WORK INSTRUCTIONS
Please write out every record below exactly as it stands.
==================================================
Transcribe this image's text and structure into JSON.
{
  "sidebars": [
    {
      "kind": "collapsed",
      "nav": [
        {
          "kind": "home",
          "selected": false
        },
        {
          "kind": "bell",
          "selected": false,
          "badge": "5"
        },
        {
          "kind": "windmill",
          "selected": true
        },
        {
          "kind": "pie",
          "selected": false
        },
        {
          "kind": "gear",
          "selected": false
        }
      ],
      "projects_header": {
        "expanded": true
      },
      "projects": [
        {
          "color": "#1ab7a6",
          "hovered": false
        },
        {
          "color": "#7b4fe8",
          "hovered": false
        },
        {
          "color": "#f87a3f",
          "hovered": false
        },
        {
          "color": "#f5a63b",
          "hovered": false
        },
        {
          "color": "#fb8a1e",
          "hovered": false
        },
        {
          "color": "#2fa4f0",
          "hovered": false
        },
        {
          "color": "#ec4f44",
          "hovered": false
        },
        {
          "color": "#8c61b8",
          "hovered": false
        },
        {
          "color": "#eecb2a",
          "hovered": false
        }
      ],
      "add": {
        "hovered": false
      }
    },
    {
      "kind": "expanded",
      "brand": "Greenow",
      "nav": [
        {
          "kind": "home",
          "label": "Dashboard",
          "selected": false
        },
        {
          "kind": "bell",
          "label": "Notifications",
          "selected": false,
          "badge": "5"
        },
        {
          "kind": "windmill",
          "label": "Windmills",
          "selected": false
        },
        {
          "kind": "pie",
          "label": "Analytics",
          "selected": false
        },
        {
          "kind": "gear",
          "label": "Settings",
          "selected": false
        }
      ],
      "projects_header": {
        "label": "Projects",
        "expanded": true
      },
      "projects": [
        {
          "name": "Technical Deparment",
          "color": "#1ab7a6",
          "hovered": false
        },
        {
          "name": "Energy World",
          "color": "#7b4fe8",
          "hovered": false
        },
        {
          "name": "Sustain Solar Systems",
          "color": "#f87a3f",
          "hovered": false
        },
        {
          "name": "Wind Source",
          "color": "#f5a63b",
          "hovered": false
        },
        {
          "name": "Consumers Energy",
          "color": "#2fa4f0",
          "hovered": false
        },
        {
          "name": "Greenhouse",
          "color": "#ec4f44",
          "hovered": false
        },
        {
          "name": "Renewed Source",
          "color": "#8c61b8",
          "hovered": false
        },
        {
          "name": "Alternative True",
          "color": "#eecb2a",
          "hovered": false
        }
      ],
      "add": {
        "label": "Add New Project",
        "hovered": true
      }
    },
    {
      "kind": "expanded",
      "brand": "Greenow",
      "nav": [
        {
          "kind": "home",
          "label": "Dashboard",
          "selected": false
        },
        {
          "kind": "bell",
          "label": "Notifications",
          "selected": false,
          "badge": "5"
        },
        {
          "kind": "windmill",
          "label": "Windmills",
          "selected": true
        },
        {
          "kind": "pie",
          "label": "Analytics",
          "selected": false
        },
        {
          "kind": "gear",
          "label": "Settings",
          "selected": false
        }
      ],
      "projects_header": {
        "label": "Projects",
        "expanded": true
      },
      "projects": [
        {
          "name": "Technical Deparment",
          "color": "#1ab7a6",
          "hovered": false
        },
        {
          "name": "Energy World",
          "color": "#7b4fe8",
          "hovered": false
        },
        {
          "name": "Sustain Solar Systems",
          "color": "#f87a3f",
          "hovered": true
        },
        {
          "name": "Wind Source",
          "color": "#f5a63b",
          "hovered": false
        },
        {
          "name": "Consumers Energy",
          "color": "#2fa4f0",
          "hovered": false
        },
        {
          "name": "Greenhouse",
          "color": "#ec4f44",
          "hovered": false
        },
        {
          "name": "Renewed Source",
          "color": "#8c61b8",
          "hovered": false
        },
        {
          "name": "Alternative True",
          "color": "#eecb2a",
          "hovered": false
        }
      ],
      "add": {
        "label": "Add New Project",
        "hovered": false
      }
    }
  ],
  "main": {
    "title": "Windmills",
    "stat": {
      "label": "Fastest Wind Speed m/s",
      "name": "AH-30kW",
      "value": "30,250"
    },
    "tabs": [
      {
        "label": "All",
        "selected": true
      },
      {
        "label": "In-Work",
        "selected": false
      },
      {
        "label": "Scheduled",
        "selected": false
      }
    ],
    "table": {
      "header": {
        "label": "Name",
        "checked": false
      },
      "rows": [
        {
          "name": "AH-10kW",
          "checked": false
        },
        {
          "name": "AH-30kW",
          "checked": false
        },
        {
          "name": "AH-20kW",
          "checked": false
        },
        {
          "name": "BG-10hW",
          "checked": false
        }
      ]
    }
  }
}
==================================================
ANSWER SECTION
Transcribe this image's text and structure into JSON.
{
  "sidebars": [
    {
      "kind": "collapsed",
      "nav": [
        {
          "kind": "home",
          "selected": false
        },
        {
          "kind": "bell",
          "selected": false,
          "badge": "5"
        },
        {
          "kind": "windmill",
          "selected": true
        },
        {
          "kind": "pie",
          "selected": false
        },
        {
          "kind": "gear",
          "selected": false
        }
      ],
      "projects_header": {
        "expanded": true
      },
      "projects": [
        {
          "color": "#1ab7a6",
          "hovered": false
        },
        {
          "color": "#7b4fe8",
          "hovered": false
        },
        {
          "color": "#f87a3f",
          "hovered": false
        },
        {
          "color": "#f5a63b",
          "hovered": false
        },
        {
          "color": "#fb8a1e",
          "hovered": false
        },
        {
          "color": "#2fa4f0",
          "hovered": false
        },
        {
          "color": "#ec4f44",
          "hovered": false
        },
        {
          "color": "#8c61b8",
          "hovered": false
        },
        {
          "color": "#eecb2a",
          "hovered": false
        }
      ],
      "add": {
        "hovered": false
      }
    },
    {
      "kind": "expanded",
      "brand": "Greenow",
      "nav": [
        {
          "kind": "home",
          "label": "Dashboard",
          "selected": false
        },
        {
          "kind": "bell",
          "label": "Notifications",
          "selected": false,
          "badge": "5"
        },
        {
          "kind": "windmill",
          "label": "Windmills",
          "selected": false
        },
        {
          "kind": "pie",
          "label": "Analytics",
          "selected": false
        },
        {
          "kind": "gear",
          "label": "Settings",
          "selected": false
        }
      ],
      "projects_header": {
        "label": "Projects",
        "expanded": true
      },
      "projects": [
        {
          "name": "Technical Deparment",
          "color": "#1ab7a6",
          "hovered": false
        },
        {
          "name": "Energy World",
          "color": "#7b4fe8",
          "hovered": false
        },
        {
          "name": "Sustain Solar Systems",
          "color": "#f87a3f",
          "hovered": false
        },
        {
          "name": "Wind Source",
          "color": "#f5a63b",
          "hovered": false
        },
        {
          "name": "Consumers Energy",
          "color": "#2fa4f0",
          "hovered": false
        },
        {
          "name": "Greenhouse",
          "color": "#ec4f44",
          "hovered": false
        },
        {
          "name": "Renewed Source",
          "color": "#8c61b8",
          "hovered": false
        },
        {
          "name": "Alternative True",
          "color": "#eecb2a",
          "hovered": false
        }
      ],
      "add": {
        "label": "Add New Project",
        "hovered": true
      }
    },
    {
      "kind": "expanded",
      "brand": "Greenow",
      "nav": [
        {
          "kind": "home",
          "label": "Dashboard",
          "selected": false
        },
        {
          "kind": "bell",
          "label": "Notifications",
          "selected": false,
          "badge": "5"
        },
        {
          "kind": "windmill",
          "label": "Windmills",
          "selected": true
        },
        {
          "kind": "pie",
          "label": "Analytics",
          "selected": false
        },
        {
          "kind": "gear",
          "label": "Settings",
          "selected": false
        }
      ],
      "projects_header": {
        "label": "Projects",
        "expanded": true
      },
      "projects": [
        {
          "name": "Technical Deparment",
          "color": "#1ab7a6",
          "hovered": false
        },
        {
          "name": "Energy World",
          "color": "#7b4fe8",
          "hovered": false
        },
        {
          "name": "Sustain Solar Systems",
          "color": "#f87a3f",
          "hovered": true
        },
        {
          "name": "Wind Source",
          "color": "#f5a63b",
          "hovered": false
        },
        {
          "name": "Consumers Energy",
          "color": "#2fa4f0",
          "hovered": false
        },
        {
          "name": "Greenhouse",
          "color": "#ec4f44",
          "hovered": false
        },
        {
          "name": "Renewed Source",
          "color": "#8c61b8",
          "hovered": false
        },
        {
          "name": "Alternative True",
          "color": "#eecb2a",
          "hovered": false
        }
      ],
      "add": {
        "label": "Add New Project",
        "hovered": false
      }
    }
  ],
  "main": {
    "title": "Windmills",
    "stat": {
      "label": "Fastest Wind Speed m/s",
      "name": "AH-30kW",
      "value": "30,250"
    },
    "tabs": [
      {
        "label": "All",
        "selected": true
      },
      {
        "label": "In-Work",
        "selected": false
      },
      {
        "label": "Scheduled",
        "selected": false
      }
    ],
    "table": {
      "header": {
        "label": "Name",
        "checked": false
      },
      "rows": [
        {
          "name": "AH-10kW",
          "checked": false
        },
        {
          "name": "AH-30kW",
          "checked": false
        },
        {
          "name": "AH-20kW",
          "checked": false
        },
        {
          "name": "BG-10hW",
          "checked": false
        }
      ]
    }
  }
}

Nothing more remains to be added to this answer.